WHAT NEEDS TO BE DONE:
From the listing below, extract every line containing "active".

RECORDS FOR THE TASK:
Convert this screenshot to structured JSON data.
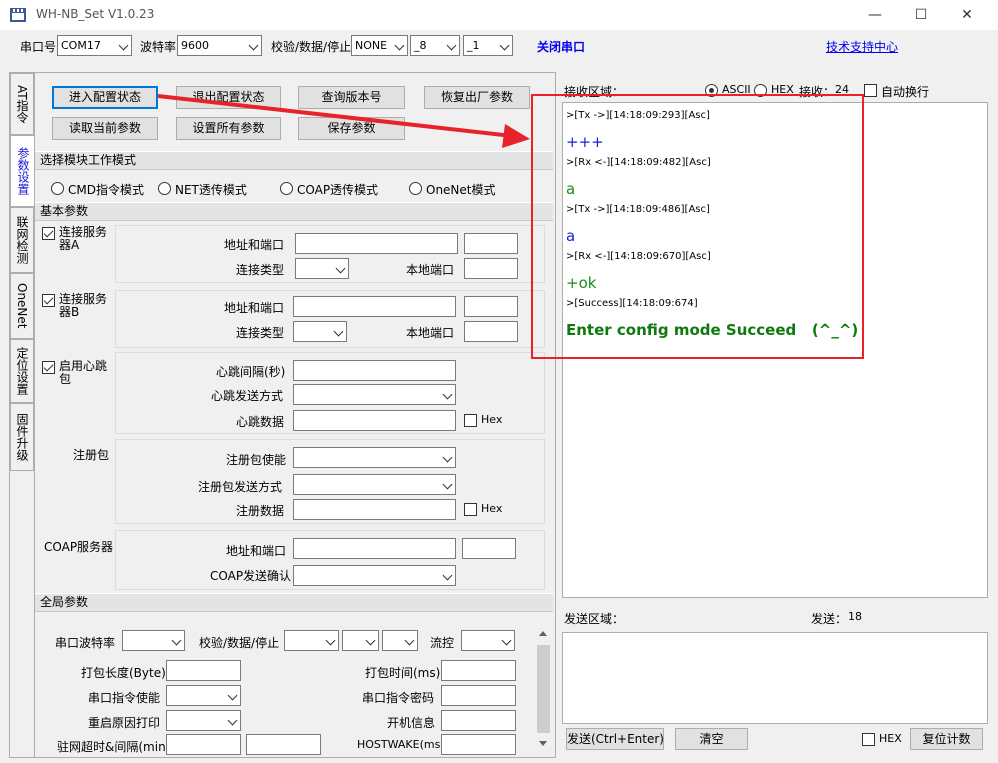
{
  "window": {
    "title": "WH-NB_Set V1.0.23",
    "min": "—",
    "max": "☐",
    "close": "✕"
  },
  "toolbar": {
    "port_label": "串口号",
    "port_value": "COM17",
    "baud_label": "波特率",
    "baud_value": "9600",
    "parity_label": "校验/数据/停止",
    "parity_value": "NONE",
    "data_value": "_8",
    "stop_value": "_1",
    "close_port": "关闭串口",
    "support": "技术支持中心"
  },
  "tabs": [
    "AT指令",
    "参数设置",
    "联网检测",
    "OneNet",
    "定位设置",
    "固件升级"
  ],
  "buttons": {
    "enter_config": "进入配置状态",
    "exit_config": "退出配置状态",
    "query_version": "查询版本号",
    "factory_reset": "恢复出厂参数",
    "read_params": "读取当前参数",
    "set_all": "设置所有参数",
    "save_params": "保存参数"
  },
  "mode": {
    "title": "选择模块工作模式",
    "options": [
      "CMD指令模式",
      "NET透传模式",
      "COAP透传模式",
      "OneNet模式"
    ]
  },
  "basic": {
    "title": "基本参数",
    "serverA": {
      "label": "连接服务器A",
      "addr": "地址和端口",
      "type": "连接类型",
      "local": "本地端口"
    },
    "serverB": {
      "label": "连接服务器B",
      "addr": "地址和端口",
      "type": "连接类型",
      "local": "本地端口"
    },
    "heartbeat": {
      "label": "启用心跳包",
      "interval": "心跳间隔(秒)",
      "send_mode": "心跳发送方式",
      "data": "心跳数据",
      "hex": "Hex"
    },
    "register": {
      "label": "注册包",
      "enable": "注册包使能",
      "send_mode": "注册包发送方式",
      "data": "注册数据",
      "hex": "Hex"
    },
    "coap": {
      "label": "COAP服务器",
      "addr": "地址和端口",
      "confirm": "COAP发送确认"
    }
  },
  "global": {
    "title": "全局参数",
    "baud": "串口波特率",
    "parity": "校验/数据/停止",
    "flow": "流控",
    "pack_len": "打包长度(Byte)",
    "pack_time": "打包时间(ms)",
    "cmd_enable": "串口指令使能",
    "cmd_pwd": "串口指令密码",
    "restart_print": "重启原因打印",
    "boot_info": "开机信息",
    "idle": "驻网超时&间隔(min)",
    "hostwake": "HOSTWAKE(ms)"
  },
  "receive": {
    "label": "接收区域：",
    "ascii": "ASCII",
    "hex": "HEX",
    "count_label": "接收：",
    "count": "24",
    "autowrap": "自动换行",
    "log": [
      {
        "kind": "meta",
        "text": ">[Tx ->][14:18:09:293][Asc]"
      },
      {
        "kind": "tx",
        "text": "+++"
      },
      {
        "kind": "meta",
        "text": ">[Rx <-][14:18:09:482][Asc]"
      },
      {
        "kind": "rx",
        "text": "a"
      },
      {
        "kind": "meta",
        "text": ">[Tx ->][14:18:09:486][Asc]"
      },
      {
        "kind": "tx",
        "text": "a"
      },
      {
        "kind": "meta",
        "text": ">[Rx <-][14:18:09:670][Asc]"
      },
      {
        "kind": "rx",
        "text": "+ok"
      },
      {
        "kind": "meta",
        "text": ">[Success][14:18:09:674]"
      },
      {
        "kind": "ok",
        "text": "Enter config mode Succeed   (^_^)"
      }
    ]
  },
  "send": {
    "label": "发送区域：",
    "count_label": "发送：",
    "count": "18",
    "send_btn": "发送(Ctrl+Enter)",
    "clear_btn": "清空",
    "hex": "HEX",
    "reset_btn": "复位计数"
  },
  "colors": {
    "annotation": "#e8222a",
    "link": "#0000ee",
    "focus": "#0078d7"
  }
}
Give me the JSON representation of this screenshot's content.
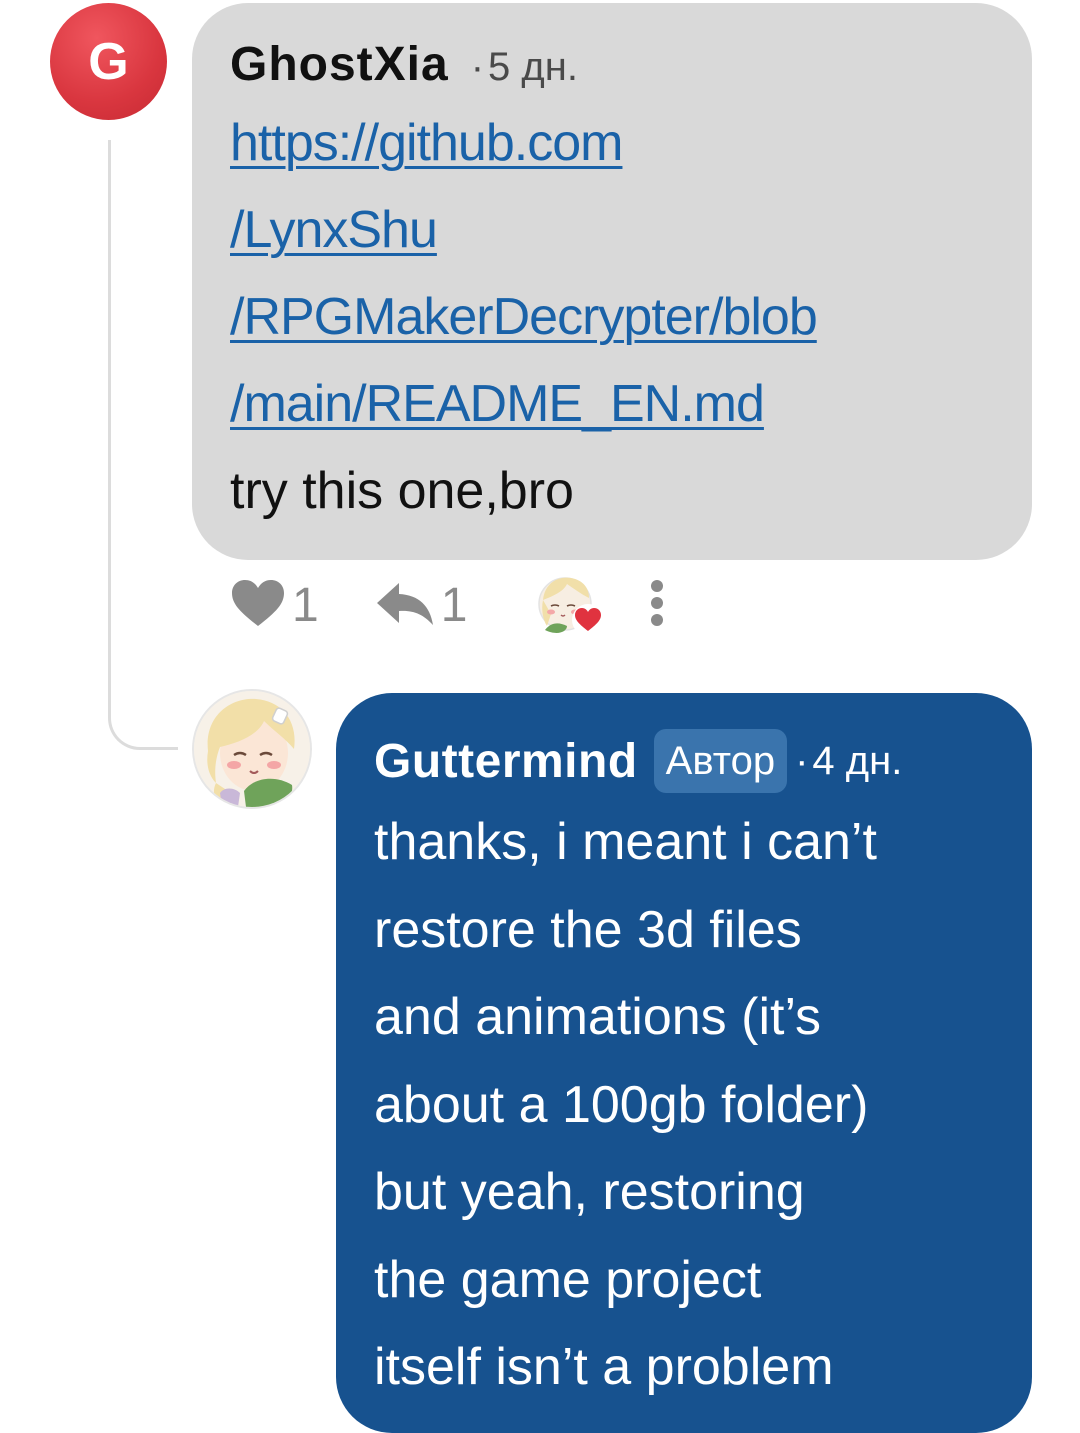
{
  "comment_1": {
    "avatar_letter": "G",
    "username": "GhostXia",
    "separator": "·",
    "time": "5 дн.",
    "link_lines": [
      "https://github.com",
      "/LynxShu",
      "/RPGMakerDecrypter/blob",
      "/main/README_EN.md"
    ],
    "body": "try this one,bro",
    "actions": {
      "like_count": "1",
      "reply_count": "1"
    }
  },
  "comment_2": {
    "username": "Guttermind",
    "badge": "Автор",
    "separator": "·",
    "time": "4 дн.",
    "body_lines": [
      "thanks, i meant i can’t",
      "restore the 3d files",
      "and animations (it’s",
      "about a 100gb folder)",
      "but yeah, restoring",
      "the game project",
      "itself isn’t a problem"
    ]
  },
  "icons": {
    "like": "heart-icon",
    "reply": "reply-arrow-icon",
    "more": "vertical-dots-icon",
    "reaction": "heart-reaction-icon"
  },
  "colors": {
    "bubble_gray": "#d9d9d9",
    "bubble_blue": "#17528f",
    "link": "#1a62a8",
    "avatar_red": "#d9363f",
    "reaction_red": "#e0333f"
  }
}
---
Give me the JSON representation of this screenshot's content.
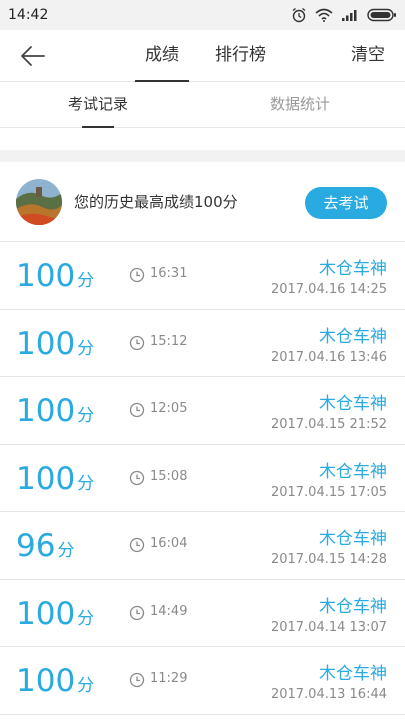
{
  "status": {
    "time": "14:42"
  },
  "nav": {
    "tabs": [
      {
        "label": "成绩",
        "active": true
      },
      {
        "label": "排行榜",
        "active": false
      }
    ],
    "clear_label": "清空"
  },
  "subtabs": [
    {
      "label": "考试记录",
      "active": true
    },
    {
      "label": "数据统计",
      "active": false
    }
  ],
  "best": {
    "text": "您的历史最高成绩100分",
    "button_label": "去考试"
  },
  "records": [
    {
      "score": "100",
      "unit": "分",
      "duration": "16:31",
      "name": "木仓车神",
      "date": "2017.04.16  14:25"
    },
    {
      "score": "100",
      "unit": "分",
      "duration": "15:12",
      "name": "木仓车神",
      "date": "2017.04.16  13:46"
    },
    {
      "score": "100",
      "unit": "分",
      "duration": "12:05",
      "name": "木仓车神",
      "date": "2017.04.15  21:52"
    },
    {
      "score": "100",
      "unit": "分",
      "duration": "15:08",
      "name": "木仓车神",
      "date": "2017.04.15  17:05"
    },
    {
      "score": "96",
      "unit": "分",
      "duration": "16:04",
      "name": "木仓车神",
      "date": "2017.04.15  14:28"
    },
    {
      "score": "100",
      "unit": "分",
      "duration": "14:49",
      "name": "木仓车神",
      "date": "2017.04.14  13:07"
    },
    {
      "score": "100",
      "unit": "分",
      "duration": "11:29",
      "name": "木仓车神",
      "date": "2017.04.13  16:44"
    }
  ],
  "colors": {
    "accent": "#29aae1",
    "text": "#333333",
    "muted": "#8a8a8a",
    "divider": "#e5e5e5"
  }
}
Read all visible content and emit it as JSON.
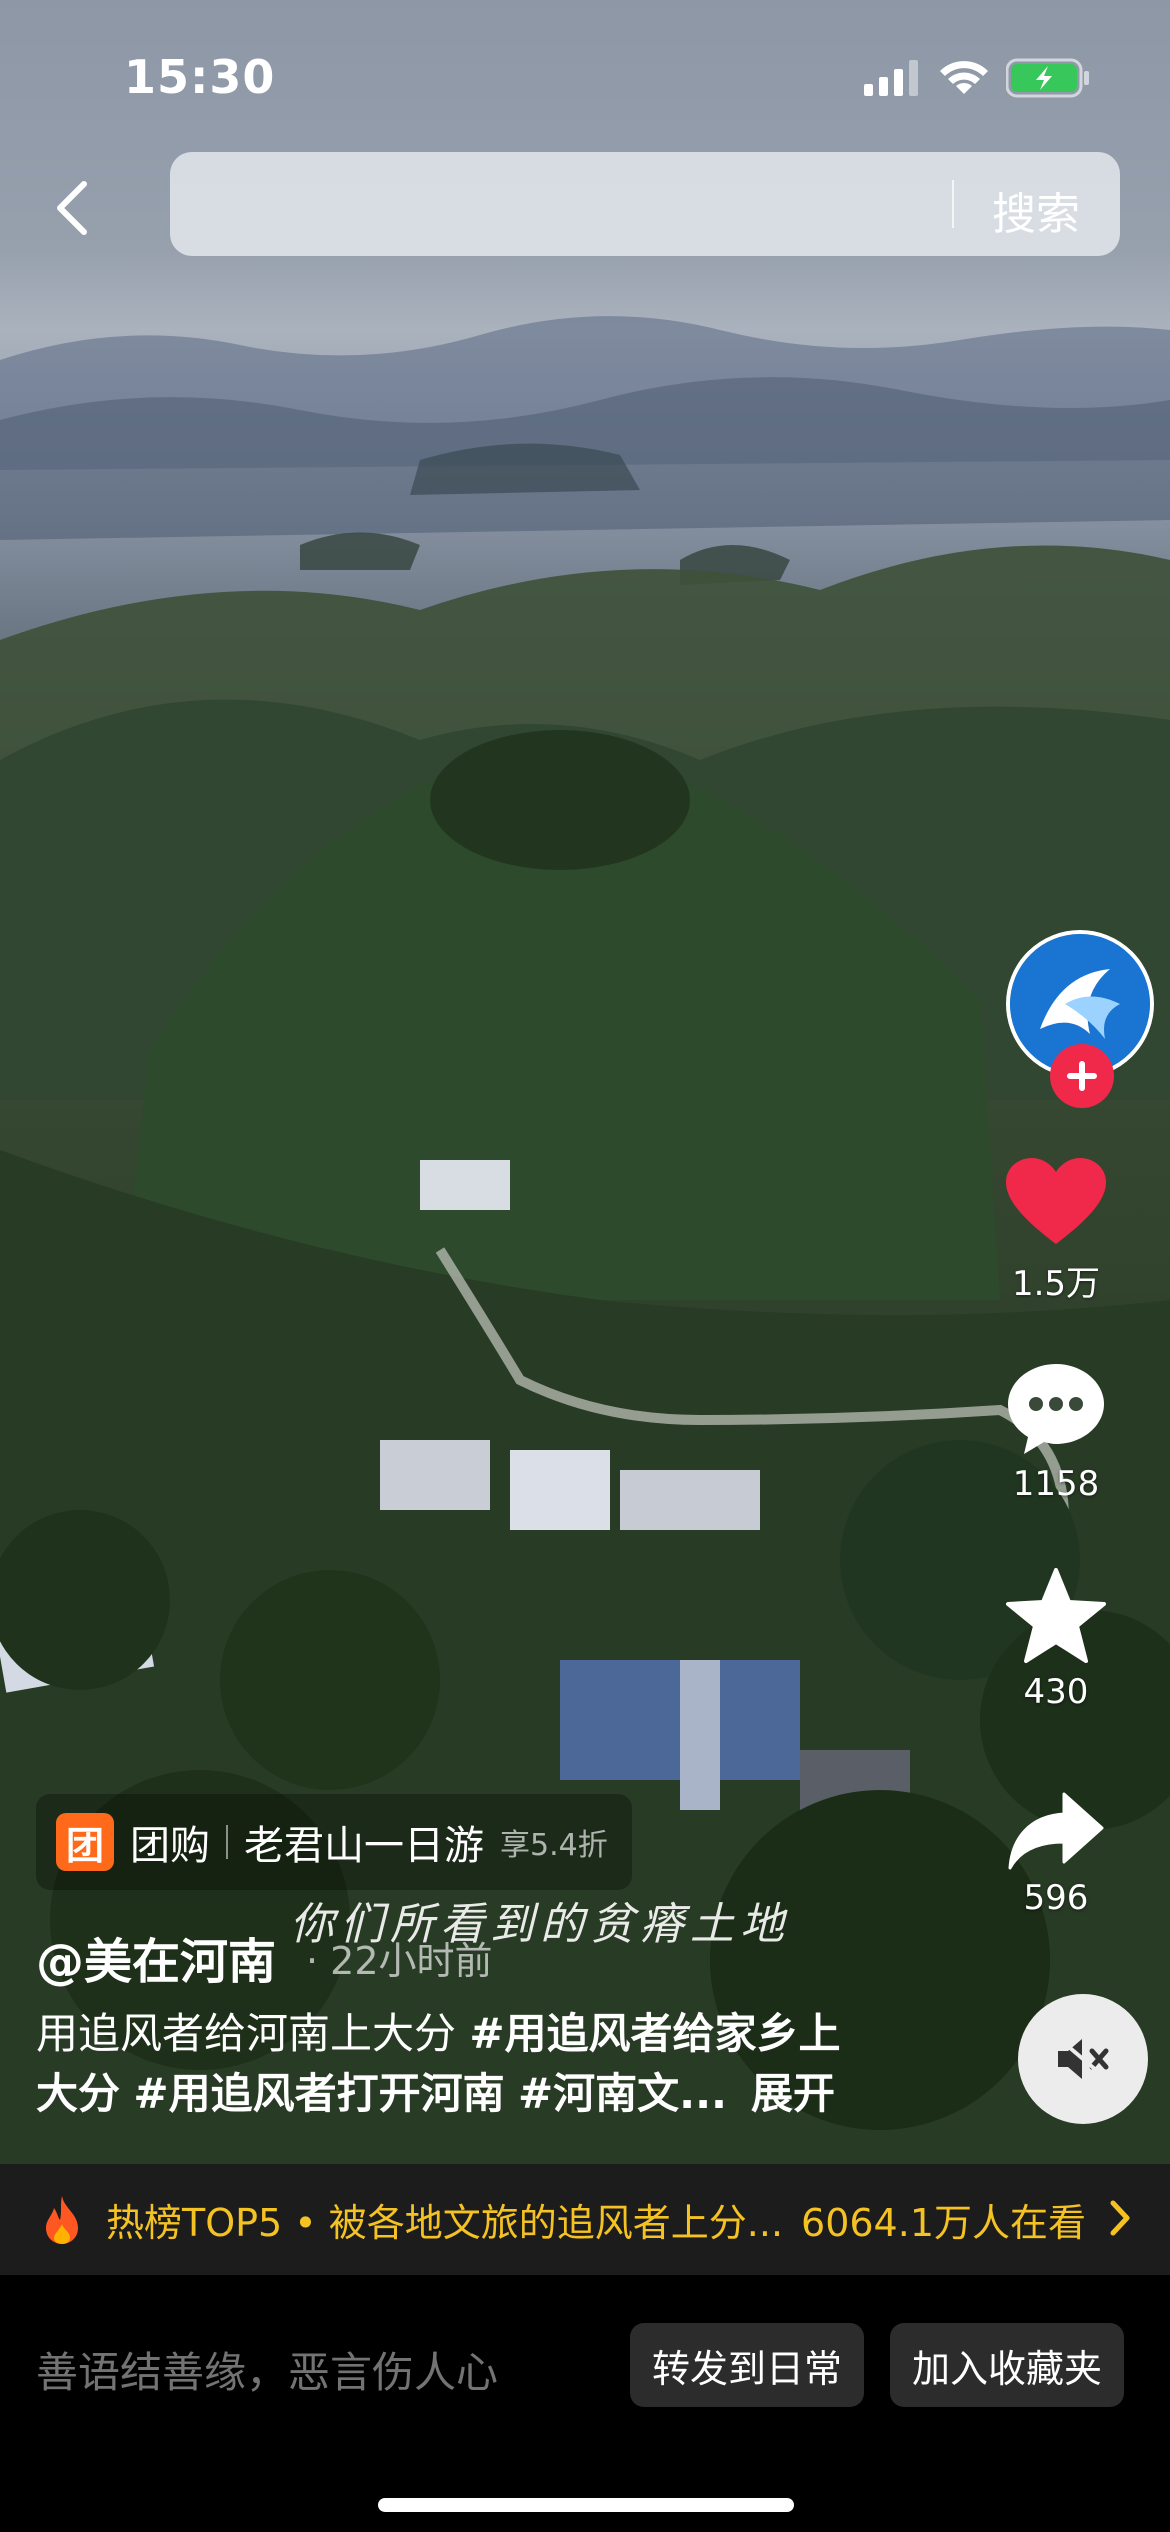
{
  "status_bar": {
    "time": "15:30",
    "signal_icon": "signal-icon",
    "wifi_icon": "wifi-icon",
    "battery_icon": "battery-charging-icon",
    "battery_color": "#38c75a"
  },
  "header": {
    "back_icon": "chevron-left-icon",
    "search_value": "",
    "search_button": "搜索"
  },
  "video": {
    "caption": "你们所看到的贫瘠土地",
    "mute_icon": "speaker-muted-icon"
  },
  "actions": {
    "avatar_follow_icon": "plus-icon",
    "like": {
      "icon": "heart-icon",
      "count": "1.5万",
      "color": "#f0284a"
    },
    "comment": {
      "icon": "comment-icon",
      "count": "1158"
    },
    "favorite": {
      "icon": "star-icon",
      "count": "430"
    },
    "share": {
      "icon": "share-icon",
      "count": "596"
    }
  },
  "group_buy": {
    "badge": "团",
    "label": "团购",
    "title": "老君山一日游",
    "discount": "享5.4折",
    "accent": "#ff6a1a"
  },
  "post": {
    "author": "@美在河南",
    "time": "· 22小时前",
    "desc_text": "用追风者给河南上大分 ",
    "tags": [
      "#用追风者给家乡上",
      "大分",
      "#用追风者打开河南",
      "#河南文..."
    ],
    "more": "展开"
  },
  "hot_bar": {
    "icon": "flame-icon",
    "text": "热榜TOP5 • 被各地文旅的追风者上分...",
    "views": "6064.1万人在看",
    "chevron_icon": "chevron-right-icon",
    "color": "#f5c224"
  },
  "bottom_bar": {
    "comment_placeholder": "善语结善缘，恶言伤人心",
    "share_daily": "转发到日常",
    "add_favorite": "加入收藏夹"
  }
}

RESULT:
        "active": true
        "active": false
      "active": true
      "active": false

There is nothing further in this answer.